  29. anzjutjie says:

    Thanks for sharing. I can relate, in terms of self-loathing, creating my own inner turmoil when life really has so many opportunities and good stuff! I wrote down a few of your words to go and really write down what I want. I like your style. I hope things work out with the lady 🙂

  30. Thanks for those words, I felt reflected

  31. Jiniyas Awode says:

    Often when I read your work, I wonder whether you are my psychic double(if there is anything like that), and therefore privy to all my secrets, because man o man, it’s like you read my mind EVERY SINGLE TIME.
    But reading the comments above, I see that others relate as well – and I am not alone with these worries of mine.

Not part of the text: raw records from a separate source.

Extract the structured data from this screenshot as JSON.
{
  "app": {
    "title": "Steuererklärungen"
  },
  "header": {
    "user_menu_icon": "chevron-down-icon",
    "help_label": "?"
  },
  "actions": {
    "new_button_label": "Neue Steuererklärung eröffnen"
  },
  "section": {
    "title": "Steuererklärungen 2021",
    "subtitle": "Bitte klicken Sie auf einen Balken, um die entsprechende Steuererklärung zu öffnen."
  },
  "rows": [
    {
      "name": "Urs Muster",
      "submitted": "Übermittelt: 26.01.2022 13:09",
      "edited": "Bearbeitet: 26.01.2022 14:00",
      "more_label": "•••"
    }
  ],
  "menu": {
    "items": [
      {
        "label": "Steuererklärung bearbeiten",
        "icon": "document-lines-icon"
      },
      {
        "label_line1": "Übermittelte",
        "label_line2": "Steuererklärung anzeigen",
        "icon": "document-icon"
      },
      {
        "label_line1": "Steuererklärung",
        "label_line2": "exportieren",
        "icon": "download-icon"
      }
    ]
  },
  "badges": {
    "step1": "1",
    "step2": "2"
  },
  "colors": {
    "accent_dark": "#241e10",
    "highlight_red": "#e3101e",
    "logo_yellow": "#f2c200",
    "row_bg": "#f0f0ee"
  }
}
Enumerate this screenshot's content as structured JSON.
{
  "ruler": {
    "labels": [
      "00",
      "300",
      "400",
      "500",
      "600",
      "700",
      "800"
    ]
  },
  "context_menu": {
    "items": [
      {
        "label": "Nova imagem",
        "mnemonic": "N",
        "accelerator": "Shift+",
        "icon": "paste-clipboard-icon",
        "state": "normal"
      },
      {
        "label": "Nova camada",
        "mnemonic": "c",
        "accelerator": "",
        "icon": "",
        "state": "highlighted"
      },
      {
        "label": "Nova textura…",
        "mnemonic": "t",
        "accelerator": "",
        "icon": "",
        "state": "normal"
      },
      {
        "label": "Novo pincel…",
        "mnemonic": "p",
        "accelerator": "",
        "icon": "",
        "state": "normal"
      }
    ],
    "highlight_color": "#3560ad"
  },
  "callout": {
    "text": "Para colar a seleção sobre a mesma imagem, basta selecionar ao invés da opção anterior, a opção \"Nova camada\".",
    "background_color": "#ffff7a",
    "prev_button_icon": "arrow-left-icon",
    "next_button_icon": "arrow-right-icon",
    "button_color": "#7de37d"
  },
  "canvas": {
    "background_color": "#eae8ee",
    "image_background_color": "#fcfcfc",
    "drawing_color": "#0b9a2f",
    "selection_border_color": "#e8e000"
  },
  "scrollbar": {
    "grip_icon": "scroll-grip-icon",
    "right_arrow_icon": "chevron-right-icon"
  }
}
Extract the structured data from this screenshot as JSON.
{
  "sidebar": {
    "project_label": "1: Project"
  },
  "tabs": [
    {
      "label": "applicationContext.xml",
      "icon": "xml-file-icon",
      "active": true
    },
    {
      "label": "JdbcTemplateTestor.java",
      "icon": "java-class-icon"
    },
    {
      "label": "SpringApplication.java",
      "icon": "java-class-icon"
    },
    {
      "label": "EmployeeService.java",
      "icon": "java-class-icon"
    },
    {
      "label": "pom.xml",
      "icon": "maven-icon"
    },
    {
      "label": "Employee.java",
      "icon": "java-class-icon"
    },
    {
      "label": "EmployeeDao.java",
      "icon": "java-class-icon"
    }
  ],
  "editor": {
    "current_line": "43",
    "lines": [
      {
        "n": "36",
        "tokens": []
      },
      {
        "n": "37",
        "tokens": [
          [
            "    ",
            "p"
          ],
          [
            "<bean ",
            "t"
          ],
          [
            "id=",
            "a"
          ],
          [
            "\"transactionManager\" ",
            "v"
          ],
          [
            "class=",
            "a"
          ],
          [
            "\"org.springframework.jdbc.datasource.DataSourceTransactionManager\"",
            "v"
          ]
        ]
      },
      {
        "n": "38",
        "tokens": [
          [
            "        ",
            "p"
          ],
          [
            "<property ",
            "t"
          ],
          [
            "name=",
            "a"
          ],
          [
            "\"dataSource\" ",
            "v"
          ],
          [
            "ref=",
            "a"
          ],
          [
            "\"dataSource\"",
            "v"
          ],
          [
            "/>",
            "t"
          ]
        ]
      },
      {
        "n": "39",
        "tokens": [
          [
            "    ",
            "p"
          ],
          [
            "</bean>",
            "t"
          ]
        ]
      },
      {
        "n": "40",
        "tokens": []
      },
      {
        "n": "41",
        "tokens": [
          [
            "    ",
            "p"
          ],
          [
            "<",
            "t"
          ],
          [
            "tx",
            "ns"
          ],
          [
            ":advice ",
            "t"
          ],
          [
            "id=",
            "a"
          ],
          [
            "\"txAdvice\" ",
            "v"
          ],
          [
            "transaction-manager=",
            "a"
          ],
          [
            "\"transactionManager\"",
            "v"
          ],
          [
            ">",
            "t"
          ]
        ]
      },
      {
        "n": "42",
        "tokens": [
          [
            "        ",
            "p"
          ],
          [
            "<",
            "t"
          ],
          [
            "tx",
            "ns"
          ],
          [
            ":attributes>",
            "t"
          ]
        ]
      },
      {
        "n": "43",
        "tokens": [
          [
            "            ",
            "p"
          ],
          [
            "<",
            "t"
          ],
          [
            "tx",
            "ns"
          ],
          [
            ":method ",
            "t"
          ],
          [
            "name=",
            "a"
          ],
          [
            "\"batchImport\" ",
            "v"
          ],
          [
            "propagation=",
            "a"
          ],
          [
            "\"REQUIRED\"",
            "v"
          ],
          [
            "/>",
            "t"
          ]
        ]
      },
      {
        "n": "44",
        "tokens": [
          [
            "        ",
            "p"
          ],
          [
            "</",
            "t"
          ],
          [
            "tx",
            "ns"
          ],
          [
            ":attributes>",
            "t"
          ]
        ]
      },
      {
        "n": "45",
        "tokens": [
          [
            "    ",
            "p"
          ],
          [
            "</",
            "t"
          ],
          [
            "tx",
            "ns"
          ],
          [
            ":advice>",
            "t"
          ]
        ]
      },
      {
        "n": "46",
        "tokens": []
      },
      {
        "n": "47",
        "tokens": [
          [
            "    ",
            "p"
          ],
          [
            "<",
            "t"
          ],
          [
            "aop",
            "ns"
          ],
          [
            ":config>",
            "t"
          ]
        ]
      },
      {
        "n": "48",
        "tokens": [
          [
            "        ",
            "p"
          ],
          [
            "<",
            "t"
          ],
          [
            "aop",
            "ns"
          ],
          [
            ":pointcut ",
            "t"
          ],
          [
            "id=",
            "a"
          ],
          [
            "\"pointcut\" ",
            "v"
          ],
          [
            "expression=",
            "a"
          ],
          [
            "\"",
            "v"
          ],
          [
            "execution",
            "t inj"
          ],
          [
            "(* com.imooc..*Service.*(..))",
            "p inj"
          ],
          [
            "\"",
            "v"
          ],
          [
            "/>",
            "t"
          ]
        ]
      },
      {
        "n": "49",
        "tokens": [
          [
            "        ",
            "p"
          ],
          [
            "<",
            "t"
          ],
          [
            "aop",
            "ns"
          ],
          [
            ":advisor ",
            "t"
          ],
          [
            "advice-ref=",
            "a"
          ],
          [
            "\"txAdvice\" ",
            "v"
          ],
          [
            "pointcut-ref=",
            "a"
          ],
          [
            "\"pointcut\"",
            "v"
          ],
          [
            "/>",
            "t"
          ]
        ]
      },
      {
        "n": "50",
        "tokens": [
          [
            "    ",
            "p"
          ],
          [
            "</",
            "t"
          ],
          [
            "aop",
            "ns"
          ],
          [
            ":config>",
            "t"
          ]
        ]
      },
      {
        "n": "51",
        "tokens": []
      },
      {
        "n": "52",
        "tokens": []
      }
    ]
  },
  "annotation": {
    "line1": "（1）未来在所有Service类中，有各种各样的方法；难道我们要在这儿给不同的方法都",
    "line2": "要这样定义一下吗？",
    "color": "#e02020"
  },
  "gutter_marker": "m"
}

  32. lynnefisher says:

    So well described, Chris…you’ve been on such a journey and I can relate to the ego dissolving, the emptiness you can feel, but also the freedom it brings, I’ve had that too as part of a midlife ‘transition’ which was painful to say the least. I had to throw away what wasn’t working for me any more, both externally and internally. You’re right, we have to appreciate what we have and nuture it while seeking what our soul desires and staying true to that one day at a time, while also negotiating the every day realities. Not easy, but worth the effort and discipline it takes.

  33. Judi Risser says:

    Beautifully honest. More honesty… the universe has greater plans for us than we can ever imagine…we think too small, like humans always do. Instead of us thinking what our magnitude is, we need allow the universe to show it to us. Allow things to happen and you will be shocked at how small your own plan was for you. There is no ceiling…there is no ceiling.

  34. Birdie🐤 says:

    Life is never easy, everyday has a lesson to learn. In buddhism has a saying, no roses would look exactly the same, they always have slightly different, they would never compare with others, just focus on their own job – open and blossom. Keep strong and positive.

  35. So inspiring, this is by far the best post ever written, that picture everything so true!

    The Uptowners
    http://www.theuptowners.wordpress.com

  36. Your writing is amazing, I truly felt everything you said. Really gives you a reminder to slow down and stop looking for the next thing ahead when you have so much greatness in front of you. I hope things have worked out for the best for you!

Leave a Reply

Fill in your details below or click an icon to log in:

WordPress.com Logo

You are commenting using your WordPress.com account. Log Out / Change )

Twitter picture

You are commenting using your Twitter account. Log Out / Change )

Facebook photo

You are commenting using your Facebook account. Log Out / Change )

Google+ photo

You are commenting using your Google+ account. Log Out / Change )

Connecting to %s

%d bloggers like this: